As an aside, allow me to quote the Wikipedia article on Mr. Churchill, pointing that this is a man of conflicted personal identity with little continuity in his personal claims. He is either unconcerned with the facts in the face of his political arguments, or deeply troubled and unstable.
In 2003, Churchill stated, “I am myself of Muscogee and Creek descent on my father’s side, Cherokee on my mother’s, and am an enrolled member of the United Keetoowah Band of Cherokee Indians.” In 1992, Churchill wrote elsewhere that he is one-eighth Creek and one-sixteenth Cherokee. In 1993, Churchill told the Colorado Daily that, “he was one-sixteenth Creek and Cherokee.” Churchill told the Denver Post in February 2005 that he is three-sixteenths Cherokee.
The United Keetoowah Band clarified that Churchill was never an enrolled member, but was awarded an honorary associate membership in May 1994, as were Bill Clinton and others; honorary associate membership recognizes assistance to the tribe, but does not indicate Indian ancestry or enrollment.
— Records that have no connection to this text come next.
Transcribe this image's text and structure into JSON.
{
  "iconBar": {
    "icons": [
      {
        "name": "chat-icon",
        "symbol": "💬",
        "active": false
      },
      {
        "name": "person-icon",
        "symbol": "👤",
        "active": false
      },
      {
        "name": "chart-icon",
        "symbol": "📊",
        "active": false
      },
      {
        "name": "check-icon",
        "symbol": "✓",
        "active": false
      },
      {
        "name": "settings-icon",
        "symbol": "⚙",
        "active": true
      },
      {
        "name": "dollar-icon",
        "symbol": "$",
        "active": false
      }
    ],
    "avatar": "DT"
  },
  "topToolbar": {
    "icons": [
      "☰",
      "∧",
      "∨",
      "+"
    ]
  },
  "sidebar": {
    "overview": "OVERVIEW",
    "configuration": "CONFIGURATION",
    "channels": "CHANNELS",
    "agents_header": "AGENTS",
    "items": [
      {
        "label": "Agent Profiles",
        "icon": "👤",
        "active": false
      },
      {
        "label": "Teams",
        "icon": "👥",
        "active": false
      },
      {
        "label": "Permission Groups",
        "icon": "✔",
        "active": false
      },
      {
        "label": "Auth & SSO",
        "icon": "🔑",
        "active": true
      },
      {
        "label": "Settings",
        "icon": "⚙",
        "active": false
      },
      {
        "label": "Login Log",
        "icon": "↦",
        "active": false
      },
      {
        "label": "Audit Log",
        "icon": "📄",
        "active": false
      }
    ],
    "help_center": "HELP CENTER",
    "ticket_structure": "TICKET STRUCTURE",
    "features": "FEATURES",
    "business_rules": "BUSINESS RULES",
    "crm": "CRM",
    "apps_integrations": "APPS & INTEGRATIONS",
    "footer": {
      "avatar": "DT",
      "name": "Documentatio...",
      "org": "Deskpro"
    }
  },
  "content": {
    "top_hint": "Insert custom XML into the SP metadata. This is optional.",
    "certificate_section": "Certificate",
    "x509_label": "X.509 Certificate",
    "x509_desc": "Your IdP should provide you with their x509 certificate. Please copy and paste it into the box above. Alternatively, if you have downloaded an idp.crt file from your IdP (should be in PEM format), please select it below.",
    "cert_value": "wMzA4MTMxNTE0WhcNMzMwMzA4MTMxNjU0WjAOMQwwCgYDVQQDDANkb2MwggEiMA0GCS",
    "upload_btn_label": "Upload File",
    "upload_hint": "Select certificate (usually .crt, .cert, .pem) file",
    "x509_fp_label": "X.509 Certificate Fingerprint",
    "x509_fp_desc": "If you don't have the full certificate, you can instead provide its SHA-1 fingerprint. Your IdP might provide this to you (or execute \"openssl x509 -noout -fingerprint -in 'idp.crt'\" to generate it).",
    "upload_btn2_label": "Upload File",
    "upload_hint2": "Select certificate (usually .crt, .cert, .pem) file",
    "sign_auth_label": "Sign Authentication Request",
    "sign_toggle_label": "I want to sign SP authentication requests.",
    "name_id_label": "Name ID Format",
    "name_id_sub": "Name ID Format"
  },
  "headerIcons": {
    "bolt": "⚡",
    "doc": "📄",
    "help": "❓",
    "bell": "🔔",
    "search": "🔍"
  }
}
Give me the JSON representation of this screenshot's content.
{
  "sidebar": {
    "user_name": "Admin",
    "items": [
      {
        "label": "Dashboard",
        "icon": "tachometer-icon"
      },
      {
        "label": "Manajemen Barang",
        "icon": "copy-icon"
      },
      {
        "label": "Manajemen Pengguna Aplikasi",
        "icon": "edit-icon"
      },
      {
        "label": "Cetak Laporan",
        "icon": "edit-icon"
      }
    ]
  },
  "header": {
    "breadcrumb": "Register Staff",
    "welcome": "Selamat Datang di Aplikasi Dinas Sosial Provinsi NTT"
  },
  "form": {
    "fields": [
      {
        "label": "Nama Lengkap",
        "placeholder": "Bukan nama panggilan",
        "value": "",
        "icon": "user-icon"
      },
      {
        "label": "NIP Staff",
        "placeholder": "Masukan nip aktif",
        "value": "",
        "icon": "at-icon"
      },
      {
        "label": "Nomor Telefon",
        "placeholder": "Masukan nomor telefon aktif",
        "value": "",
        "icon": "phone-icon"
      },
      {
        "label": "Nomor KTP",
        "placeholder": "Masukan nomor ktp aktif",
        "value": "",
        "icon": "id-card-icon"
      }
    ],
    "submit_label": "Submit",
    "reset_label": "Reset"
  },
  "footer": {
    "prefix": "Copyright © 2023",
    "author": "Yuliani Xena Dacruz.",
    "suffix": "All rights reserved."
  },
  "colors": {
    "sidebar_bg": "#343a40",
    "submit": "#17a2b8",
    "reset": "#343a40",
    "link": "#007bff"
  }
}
The Keetoowah Band states that Churchill still holds the honorary associate membership, that it hasn’t been rescinded, and that the Keetoowah Band stopped recognizing such memberships in 1994.
The Rocky Mountain News, in 2005, published a genealogy of Churchill, and reported “no evidence of a single Indian ancestor” [of Churchill’s]. The News reported that both of Churchill’s birth parents were listed as white on the 1930 census, as were all of his other known ancestors on previous censuses and other official documents. However, it confirmed that there had been a longstanding belief in Indian ancestry in Churchill’s family.
To finish this article, let me point you to a brilliant essay that reads like a polemic, but is really nothing more than a point-by-point refutation of every assertion ever made by Churchill in the way of Native American genocide. The author, Thomas Brown, had been the recipient of professional attacks by Mr. Churchill, and was publishing a public account of the claims made by Churchill, while checking Churchill’s sources and debunking his arguments. Thomas Brown is a professor of sociology.
In this analysis of the genocide rhetoric em- ployed over the years by Ward Churchill, an ethnic studies professor at the University of Colorado, a “distressing” conclusion is reached: Churchill has habitually committed multiple counts of research misconduct–specifically, fabrication and falsifica- tion. While acknowledging the “politicization” of the topic and evidence of other outrages committed against Native American tribes in times past, this study examines the different versions of the “smallpox blankets” episode published by Churchill between 1994 and 2003. The “preponderance of evidence” standard of proof strongly indicates that Churchill fabricated events that never occurred– namely the U.S. Army’s alleged distribution of small- pox infested blankets to the Mandan Indians in 1837. The analysis additionally reveals that Chur- chill falsified sources to support his fabricated ver- sion of events, and also concealed evidence in his cited sources that actually disconfirms, rather than substantiates, his allegations of genocide.
1. Fernand Braudel, The Structures of Everyday Life: The Limits of the Possible, New York: Harper & Row, 1981; 36. See also: Jared Diamond, Germs, Guns, and Steel.
2.T.J. Nelson (July 27, 2003). “Smallpox, Indians, and Germ Warfare“.
4. Rodolfo Acuna-Soto; David W. Stahle, Malcolm K. Cleaveland, and Matthew D. Therrell (April 2002). “Megadrought and Megadeath in 16th Century Mexico“.
5. Churchill, Ward. Some People Push Back.
6. See the Article: Ward Churchill